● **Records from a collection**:

──────

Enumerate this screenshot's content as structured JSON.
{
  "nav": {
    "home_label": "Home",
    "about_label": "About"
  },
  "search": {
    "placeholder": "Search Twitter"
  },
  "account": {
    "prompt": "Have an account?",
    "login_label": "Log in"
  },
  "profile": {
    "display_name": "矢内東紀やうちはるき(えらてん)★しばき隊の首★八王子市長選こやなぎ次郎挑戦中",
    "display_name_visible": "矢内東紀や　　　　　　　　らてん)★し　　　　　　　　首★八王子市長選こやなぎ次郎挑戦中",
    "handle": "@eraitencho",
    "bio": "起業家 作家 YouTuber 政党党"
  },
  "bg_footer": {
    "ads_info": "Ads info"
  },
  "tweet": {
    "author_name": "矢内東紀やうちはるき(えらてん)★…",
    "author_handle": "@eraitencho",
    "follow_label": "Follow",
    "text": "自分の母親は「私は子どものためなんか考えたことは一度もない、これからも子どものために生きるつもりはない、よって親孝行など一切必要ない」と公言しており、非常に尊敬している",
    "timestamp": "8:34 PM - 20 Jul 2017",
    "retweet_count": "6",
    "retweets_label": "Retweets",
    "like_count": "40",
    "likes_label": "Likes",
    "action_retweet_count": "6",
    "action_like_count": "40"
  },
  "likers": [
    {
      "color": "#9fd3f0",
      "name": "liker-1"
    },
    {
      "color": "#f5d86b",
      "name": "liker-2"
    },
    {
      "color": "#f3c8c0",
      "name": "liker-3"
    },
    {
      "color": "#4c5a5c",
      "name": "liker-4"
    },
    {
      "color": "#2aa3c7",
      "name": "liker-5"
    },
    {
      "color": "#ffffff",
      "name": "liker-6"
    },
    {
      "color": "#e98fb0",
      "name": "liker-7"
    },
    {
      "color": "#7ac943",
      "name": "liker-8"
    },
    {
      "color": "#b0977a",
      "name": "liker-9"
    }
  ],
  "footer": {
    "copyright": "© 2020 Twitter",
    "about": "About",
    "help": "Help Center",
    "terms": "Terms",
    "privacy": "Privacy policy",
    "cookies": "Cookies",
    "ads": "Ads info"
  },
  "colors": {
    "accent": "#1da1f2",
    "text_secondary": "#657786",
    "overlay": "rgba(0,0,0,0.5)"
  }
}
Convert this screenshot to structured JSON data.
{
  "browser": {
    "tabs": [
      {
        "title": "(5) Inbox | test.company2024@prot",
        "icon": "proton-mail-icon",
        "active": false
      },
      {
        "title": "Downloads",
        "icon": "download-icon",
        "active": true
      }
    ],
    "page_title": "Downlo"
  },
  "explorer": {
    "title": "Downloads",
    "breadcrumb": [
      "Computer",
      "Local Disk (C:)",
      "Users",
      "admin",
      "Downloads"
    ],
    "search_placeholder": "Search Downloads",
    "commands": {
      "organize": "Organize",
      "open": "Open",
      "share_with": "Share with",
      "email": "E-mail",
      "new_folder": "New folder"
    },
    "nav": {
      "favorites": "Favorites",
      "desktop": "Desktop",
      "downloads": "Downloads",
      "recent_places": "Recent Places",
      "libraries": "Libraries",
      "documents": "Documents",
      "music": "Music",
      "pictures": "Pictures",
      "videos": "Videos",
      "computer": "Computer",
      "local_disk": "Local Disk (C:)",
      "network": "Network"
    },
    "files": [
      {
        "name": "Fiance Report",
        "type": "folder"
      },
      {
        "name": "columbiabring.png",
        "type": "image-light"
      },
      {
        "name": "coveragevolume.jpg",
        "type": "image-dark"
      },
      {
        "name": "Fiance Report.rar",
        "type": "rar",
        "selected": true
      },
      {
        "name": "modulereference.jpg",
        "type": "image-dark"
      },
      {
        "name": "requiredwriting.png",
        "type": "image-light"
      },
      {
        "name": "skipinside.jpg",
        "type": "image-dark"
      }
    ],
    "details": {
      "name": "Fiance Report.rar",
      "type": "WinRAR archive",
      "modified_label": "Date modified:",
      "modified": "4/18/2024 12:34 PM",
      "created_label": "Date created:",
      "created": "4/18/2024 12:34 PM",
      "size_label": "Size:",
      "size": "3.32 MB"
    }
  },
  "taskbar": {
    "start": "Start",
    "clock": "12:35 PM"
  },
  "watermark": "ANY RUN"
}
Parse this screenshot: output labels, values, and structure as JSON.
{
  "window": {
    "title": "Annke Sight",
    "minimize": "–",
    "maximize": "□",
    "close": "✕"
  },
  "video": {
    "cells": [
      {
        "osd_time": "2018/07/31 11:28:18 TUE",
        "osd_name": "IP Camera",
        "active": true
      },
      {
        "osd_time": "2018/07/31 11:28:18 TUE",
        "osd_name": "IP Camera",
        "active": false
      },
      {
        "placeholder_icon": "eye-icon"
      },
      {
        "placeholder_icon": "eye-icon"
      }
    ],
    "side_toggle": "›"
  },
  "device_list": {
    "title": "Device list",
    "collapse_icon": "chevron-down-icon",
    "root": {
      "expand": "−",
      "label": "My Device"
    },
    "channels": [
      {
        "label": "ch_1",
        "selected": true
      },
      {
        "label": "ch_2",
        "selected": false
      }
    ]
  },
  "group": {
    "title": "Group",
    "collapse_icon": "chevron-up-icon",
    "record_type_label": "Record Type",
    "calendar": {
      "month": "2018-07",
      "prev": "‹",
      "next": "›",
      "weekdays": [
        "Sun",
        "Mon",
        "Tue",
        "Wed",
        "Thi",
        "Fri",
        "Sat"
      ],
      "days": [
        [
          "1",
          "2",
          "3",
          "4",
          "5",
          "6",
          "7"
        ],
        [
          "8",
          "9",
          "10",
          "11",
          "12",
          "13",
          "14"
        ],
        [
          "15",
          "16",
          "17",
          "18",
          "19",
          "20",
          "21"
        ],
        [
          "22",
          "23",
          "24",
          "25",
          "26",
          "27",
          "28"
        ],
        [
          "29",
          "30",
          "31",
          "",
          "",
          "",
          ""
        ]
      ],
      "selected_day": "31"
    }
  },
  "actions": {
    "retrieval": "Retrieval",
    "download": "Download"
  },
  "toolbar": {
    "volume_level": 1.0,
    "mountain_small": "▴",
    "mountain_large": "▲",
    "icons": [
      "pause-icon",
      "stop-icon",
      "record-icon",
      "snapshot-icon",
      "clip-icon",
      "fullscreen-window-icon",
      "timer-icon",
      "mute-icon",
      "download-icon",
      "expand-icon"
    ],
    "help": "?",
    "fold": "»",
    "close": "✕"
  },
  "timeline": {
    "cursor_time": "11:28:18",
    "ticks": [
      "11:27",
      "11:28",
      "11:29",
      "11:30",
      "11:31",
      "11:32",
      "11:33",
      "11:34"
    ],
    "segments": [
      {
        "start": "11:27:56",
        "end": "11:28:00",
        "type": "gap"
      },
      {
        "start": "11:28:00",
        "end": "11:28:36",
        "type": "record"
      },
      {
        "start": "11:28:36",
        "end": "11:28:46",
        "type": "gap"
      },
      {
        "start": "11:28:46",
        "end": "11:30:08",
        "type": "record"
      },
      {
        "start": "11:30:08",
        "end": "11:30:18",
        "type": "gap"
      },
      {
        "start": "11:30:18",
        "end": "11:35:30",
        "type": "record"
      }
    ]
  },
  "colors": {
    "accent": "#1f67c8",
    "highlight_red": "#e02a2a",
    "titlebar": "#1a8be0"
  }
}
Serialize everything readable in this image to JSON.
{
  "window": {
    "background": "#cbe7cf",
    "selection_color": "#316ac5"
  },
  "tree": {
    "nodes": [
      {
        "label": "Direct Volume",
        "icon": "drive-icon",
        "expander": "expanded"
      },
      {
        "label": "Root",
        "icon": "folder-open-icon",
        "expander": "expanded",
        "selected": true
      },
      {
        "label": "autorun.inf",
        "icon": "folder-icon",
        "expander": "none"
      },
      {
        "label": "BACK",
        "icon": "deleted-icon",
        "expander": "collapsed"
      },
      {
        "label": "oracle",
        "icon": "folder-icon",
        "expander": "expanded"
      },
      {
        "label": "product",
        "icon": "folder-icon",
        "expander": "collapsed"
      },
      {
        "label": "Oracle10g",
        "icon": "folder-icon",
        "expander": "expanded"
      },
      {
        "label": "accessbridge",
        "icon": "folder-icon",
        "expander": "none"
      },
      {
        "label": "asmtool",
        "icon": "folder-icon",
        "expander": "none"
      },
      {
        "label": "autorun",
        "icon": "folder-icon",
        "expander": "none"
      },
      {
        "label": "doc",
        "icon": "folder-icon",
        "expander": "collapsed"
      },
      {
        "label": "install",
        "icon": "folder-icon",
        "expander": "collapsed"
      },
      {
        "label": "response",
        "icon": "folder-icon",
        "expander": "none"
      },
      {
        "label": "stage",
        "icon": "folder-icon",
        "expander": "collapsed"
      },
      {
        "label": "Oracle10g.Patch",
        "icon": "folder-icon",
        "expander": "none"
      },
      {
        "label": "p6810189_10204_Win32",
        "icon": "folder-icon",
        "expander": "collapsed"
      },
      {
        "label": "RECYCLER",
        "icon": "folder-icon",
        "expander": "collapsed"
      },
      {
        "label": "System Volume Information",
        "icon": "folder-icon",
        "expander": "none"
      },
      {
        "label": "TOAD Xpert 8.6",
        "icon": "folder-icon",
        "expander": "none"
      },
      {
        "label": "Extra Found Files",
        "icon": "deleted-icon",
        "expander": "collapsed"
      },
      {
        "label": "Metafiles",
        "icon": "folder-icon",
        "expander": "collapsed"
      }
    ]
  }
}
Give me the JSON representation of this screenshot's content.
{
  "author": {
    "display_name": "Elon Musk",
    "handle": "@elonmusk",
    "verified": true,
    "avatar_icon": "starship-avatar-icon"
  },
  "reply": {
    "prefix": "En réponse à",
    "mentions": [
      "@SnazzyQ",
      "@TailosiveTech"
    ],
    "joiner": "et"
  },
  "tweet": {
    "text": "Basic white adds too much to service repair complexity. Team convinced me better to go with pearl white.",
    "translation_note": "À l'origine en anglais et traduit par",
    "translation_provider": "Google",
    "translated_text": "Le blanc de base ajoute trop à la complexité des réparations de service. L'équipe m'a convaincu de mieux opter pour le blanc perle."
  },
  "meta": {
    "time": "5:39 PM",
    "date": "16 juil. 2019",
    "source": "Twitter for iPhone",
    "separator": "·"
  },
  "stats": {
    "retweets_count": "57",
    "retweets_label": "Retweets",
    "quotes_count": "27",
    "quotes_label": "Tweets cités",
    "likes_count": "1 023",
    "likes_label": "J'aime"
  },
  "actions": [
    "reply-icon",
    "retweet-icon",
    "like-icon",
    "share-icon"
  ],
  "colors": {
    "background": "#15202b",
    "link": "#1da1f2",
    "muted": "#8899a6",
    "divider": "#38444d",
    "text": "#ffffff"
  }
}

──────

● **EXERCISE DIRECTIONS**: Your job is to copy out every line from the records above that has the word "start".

● **TASK OUTPUT**:
    "start": "Start",
        "start": "11:27:56",
        "start": "11:28:00",
        "start": "11:28:36",
        "start": "11:28:46",
        "start": "11:30:08",
        "start": "11:30:18",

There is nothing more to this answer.